  30. I don’t think there is an ideal way, multi member seats breed no named MPs getting in on only as small number of votes.

    Sure single member seats have their issues but at least the local MP is the one and only local MP.

  31. Swamprat

    The preferential system of voting is the best and most democratic because it allows the voter to rank his/her selections from the top to the bottom.

    If you feel that you prefer two or more parties ahead of another, you should be given the right to express so accordingly.

    What if I wanted to vote Greens, hang on, let’s say if someone wanted to vote Greens 🙂 but were too chicken that if you voted against Labor, the Libs could get elected?

    The system of ranking reflects the wishes of the electorate best!

  32. In NZ they have both local MPs and list MPs to ensure the parliament is a fair representation of the voters votes.

    I am hardly surprised that contemporary Australians would find such things inconceivable.

    It is a reflection of the state of our polity.
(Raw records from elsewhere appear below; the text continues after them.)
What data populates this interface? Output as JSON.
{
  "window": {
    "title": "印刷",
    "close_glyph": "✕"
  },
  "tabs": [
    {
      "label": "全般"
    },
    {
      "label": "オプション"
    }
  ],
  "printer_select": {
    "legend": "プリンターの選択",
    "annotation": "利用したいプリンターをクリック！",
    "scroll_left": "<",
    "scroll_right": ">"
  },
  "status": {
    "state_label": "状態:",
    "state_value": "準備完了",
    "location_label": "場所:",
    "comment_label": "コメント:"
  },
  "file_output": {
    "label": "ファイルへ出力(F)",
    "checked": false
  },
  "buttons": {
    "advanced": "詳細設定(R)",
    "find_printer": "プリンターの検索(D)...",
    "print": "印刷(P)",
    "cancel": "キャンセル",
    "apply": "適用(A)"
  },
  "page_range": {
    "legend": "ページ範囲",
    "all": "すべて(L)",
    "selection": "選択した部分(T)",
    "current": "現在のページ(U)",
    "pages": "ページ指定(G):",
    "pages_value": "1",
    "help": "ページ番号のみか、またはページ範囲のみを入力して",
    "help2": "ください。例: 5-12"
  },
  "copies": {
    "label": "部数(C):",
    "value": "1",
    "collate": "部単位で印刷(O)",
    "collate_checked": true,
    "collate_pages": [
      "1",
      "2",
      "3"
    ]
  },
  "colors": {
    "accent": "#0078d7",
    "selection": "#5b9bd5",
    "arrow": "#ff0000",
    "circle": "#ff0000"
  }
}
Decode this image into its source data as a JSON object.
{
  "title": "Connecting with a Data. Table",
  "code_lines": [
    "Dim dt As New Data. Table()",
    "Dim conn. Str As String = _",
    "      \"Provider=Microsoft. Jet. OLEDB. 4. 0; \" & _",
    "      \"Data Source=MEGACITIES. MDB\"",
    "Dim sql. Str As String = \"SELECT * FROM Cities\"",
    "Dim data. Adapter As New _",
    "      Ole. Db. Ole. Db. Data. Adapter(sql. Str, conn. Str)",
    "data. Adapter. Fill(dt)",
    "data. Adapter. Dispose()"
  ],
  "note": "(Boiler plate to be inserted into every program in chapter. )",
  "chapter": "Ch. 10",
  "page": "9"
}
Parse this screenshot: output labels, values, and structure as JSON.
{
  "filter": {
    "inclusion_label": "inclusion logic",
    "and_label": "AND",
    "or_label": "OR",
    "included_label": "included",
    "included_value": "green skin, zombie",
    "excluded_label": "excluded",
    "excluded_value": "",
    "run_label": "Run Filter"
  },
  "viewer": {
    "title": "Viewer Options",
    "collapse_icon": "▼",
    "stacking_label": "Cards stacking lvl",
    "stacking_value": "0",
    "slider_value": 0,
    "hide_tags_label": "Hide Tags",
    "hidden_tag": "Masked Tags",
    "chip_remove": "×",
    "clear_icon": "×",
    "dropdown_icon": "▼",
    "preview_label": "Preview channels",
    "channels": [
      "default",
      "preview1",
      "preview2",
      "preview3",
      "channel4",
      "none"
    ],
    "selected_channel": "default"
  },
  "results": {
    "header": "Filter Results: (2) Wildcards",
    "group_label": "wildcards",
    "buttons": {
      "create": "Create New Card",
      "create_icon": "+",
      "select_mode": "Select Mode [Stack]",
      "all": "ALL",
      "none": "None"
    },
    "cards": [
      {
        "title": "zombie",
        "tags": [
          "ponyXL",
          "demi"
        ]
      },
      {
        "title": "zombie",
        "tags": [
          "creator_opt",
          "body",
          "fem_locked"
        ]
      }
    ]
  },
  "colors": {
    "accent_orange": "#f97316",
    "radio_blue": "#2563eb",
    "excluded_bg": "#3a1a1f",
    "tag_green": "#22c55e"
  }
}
  33. Interesting day on the voting front.

    Two conclusions can be drawn;

    1)the Libs performed much worse than expected in SA which must sound alarm bells for Abbott, and

    2)the Greens should change leader from Milne to Bandt asap.

    *me crash

Comments Page 9 of 10
1 8 9 10

Leave a Reply

Your email address will not be published. Required fields are marked *